Homegoing: A Novel by Yaa Gyasi (New York: Knopf, 2016. 320 pp) Yaa Gyasi was born in Ghana and raised in Huntsville, Alabama. She holds a BA in English from Stanford University and an MFA from the Iowa Writers’ Workshop, where she held a Dean’s Graduate Research Fellowship. She lives in Berkley, California. Ancestry There’s a scene from the year’s best new television series that sticks with me. Atlanta is amazing. Take my word for it. Anyway, Earn (Donald Glover), the protagonist—if we can accurately label such a character in this series—visits a party in a well-to-do neighborhood. The husband and wife operate in the elite stratosphere of Atlanta culture. The white husband considers himself a connoisseur of African culture,… Read More →

Book Review: Here I Am

Here I Am by Jonathan Safran Foer

Here I Am: A Novel by Jonathan Safran Foer (New York: Farrar, Straus, and Giroux, 2016. 592 pp) Born in Washington, D.C., Jonathan Safran Foer attended Princeton University earning a degree in philosophy. While at Princeton, Foer developed a senior thesis around the life of his Holocaust surviving grandfather. Eventually, this thesis became Foer’s first published book titled, Everything Is Illuminated. The book received critical acclaim winning the National Jewish Book Award and a Guardian First Book Award. Eventually, the novel was adapted into a film starring Elijah Wood. Foer’s second novel, Extremely Loud and Incredibly Close: A Novel garnered both praise and derision for its use of 9/11 as a narrative tool and its use of visual writing. Foer… Read More →

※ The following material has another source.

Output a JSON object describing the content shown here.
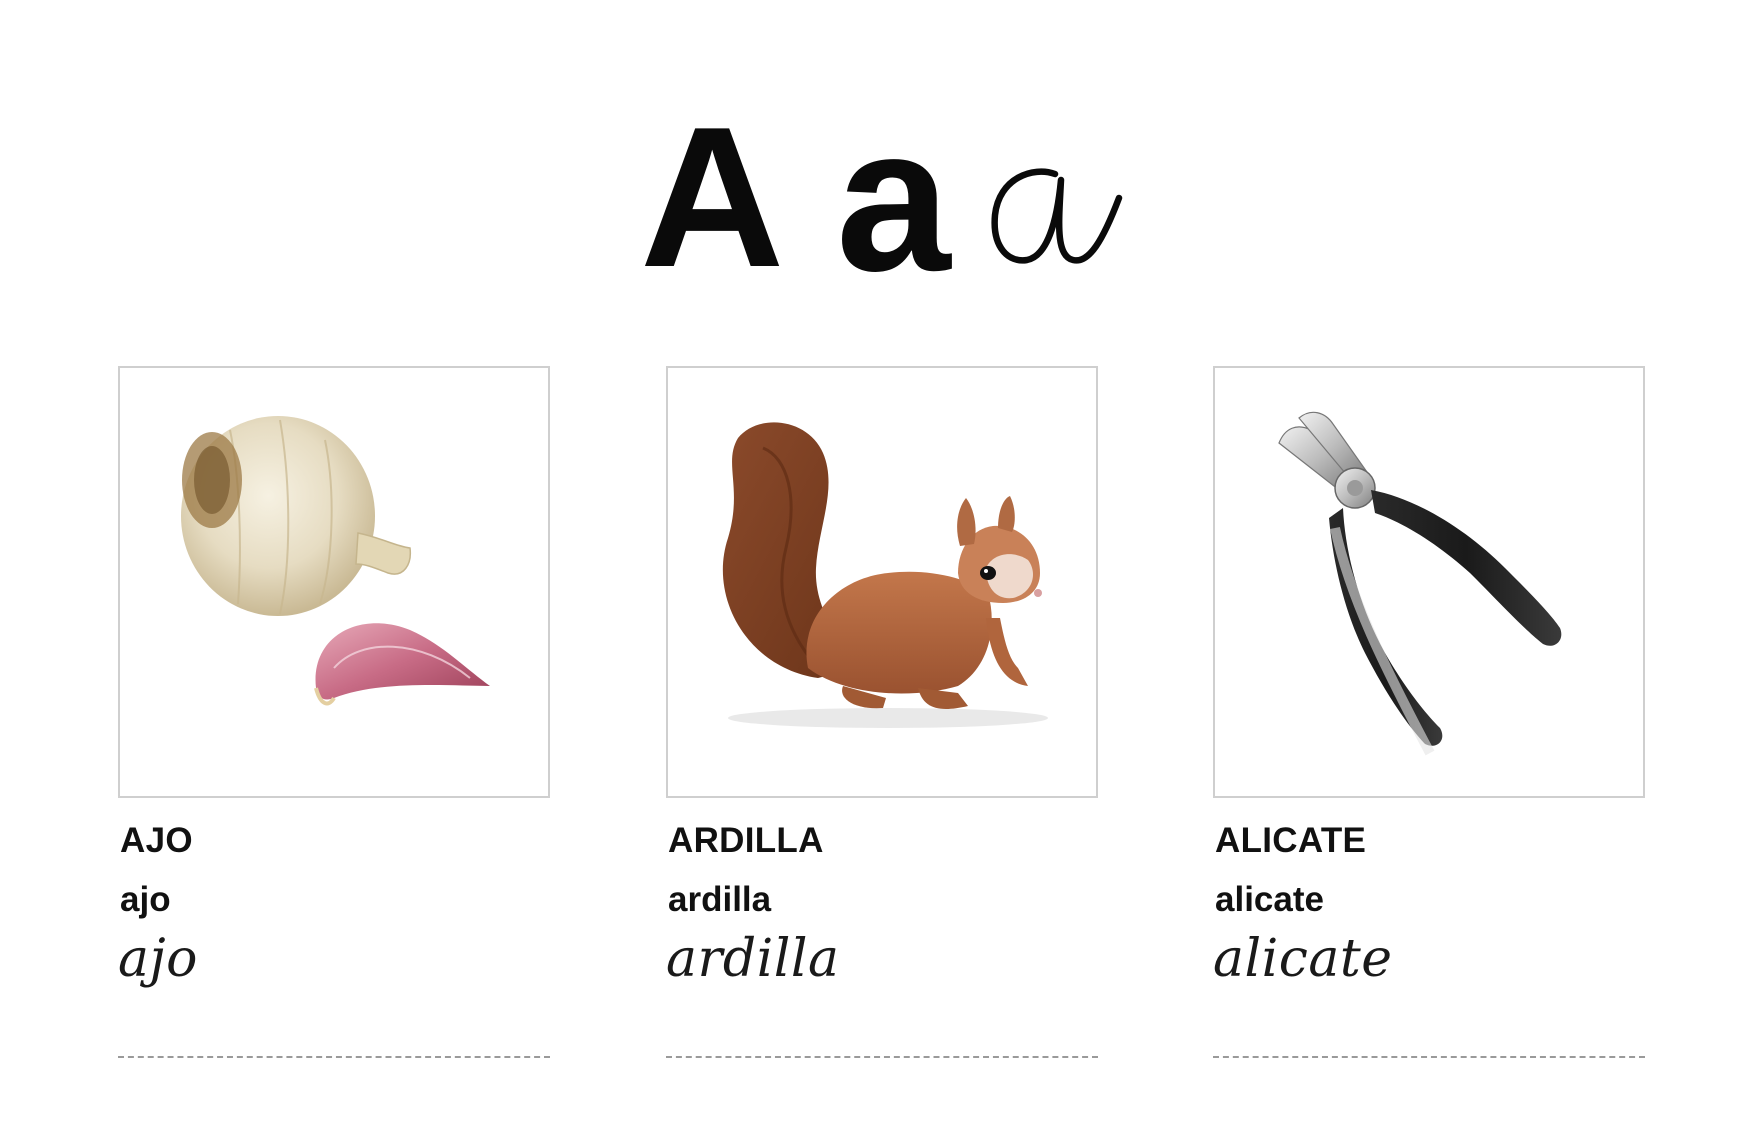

Television Show Review: Atlanta: Season 1

Atlanta Season 1

Atlanta: Season 1 created by Donald Glover (FX Productions) Starring Donald Glover, Brian Tyree Henry, Keith Stanfield, and Zazie Beetz. #OscarsSoWhite Last year’s Oscar nominees commenced a necessary conversation around representation. Despite many worthy submissions from minority candidates, the prestige categories saw no nominees. For people in the old guard, the line of reasoning stays consistent: the best quality programming is nominated, regardless of color. If quality is quality, the cream rises to the top and representation will happen, providing the content merits consideration. And yet, the counter argument holds weight. I first encountered the idea from Vox critic Todd VanDerWerff. In essence, diversity is required to allow for the most interesting stories to be told. The old guard will… Read More →